*Data*.
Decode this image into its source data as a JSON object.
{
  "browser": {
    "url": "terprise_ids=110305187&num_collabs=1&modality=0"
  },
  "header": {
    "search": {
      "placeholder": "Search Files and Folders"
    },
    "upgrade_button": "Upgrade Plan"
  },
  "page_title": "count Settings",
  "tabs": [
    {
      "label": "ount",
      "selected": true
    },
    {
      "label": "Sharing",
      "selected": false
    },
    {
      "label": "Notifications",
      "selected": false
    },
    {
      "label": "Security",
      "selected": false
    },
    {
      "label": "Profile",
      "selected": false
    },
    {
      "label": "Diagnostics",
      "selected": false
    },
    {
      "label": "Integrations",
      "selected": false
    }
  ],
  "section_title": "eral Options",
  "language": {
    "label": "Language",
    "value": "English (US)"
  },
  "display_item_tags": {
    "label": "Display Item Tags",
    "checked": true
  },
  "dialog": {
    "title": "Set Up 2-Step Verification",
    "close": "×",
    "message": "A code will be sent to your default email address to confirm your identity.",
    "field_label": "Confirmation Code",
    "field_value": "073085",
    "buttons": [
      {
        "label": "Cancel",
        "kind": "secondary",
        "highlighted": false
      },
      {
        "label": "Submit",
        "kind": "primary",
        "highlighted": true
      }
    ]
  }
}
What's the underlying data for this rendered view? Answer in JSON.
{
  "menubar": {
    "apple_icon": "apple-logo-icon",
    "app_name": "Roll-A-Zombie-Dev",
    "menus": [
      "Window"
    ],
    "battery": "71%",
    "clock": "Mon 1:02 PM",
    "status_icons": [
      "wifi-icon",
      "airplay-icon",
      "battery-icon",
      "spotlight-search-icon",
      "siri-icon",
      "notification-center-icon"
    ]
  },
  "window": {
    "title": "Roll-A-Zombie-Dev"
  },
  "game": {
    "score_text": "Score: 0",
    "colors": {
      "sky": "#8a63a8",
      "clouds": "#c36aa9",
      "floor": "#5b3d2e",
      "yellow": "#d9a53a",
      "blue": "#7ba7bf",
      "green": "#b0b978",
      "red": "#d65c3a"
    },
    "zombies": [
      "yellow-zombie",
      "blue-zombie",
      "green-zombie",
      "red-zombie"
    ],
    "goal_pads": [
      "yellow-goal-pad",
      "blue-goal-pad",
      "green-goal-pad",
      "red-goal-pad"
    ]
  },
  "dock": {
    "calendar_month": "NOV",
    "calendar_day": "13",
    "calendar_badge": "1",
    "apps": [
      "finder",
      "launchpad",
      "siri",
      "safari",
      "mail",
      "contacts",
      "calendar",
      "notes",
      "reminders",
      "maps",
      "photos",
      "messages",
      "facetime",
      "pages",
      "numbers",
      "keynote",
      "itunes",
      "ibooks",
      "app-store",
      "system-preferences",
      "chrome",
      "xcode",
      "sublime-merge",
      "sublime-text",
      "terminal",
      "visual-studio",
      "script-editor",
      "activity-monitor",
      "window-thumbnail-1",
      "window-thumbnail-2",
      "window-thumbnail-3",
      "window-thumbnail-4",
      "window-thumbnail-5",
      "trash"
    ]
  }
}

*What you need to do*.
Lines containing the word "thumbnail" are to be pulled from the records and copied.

*Expected answer*.
      "window-thumbnail-1",
      "window-thumbnail-2",
      "window-thumbnail-3",
      "window-thumbnail-4",
      "window-thumbnail-5",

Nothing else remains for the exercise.